Bullying is aggressive goal-directed behaviour that harms another individual. Abuse and bullying, whether online or elsewhere, inflicts harm on another.
People do not engage in bullying accidentally. By its nature, bullying requires intent, whether conscious or unconscious on the part of the perpetrator.
In most cases, bullying also reflects and instantiates an imbalance of power. In the physical world, this may be social, socioeconomic or crude physical power, but in the online realm, it may be more about a cognitive advantage leveraged to harm others through words.
When an adult posts a deliberately hurtful comment directed at someone else, they begin to pick away at the social code that lubricates interactions in the public sphere.
This unspoken but fundamental pact to not threaten the wellbeing of others underpins our ability to navigate the world outside our homes with confidence. When such behaviour becomes normalised online, this electronic space takes on the atmosphere of an old frontier town. The aberrant becomes the norm, the inappropriate accepted, and a sense of threat, anxiety and insecurity predominates.

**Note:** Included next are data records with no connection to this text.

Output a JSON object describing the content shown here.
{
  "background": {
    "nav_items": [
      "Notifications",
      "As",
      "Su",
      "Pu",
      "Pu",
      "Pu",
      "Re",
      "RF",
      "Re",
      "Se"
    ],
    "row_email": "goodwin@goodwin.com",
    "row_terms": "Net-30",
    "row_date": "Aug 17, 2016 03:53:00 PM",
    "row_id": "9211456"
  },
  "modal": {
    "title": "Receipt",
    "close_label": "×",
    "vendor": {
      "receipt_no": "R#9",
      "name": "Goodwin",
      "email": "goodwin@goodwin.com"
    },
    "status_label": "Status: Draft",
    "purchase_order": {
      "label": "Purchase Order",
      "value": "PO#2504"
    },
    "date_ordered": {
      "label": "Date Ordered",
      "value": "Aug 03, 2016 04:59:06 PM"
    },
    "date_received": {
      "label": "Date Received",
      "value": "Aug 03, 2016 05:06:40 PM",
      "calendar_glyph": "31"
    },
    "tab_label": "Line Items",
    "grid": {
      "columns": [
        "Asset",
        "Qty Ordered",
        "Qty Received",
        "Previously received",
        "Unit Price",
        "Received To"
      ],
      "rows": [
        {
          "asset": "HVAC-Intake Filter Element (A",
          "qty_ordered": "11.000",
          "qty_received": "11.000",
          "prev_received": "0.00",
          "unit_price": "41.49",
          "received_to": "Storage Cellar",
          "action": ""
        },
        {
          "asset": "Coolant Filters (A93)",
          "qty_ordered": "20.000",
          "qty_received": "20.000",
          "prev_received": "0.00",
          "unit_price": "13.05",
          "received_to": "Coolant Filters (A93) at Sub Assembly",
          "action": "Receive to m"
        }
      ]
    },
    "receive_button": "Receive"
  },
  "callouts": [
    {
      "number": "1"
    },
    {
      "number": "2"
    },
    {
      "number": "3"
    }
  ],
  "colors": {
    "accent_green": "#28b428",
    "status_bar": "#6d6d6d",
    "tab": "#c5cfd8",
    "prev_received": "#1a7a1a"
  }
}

More than 80 per cent of students bullied online are also bullied in person. Most people who access the internet have experienced online abuse or bullying either in person or as a witness. However, few take steps to intervene when they see such behaviour take place. In part, this is due to the inherent sense of distance that comes with witnessing online interactions.
It is easy to become lost in the anonymity that comes with visiting a social space shared in common with billions of others. We assume that someone else will speak up, someone else will hit the report button, a moderator will step in and clean things up … and so we become bystanders complicit in the normalisation of unacceptable behaviour.
It is easy to say that online behaviour doesn’t matter, that a few hurt feelings over a newspaper article, or mean words underneath a social media post, don’t spill over into the “real world”. But while such claims may have seemed plausible 20, or even 10, years ago, many of us, and especially those belonging to younger generations, now spend much of our real lives online.
The internet is no longer a niche world inhabited by tech geeks and gamers, but an integral part of the work and social lives of hundreds of millions globally. What happens in the electronic realm inevitably spills into the physical because the two are inseparably linked.
As long as we, as adults, stand by and allow casual abuse and bullying to be a normal part of this new social sphere, we have no right to be surprised that bullying behaviour becomes normalised for our children.
We cannot expect the parts of the internet visited by young people to be more polite and kinder than the parts visited by adults, because adults shape the norms and environments in which kids live.
We need to be clear: social media is not the problem. Social media is just a means of communicating. The problem lies in human behaviour, in how we communicate and what we think it is acceptable to say. If we tolerate intentional abuse and bullying among adults, and stand by passively while it happens, we are part of the problem.
To clean up the online space and make it safer for our kids, we need to look in the mirror and ask what we can do to foster online norms that mirror our expectations in the physical world.
The first step towards achieving this goal is to step up and step in when we see unacceptable behaviour online, just as we would if we saw it taking place on the streets outside our houses.
Kelly-Ann Allen is an educational and developmental psychologist and senior lecturer at Monash University.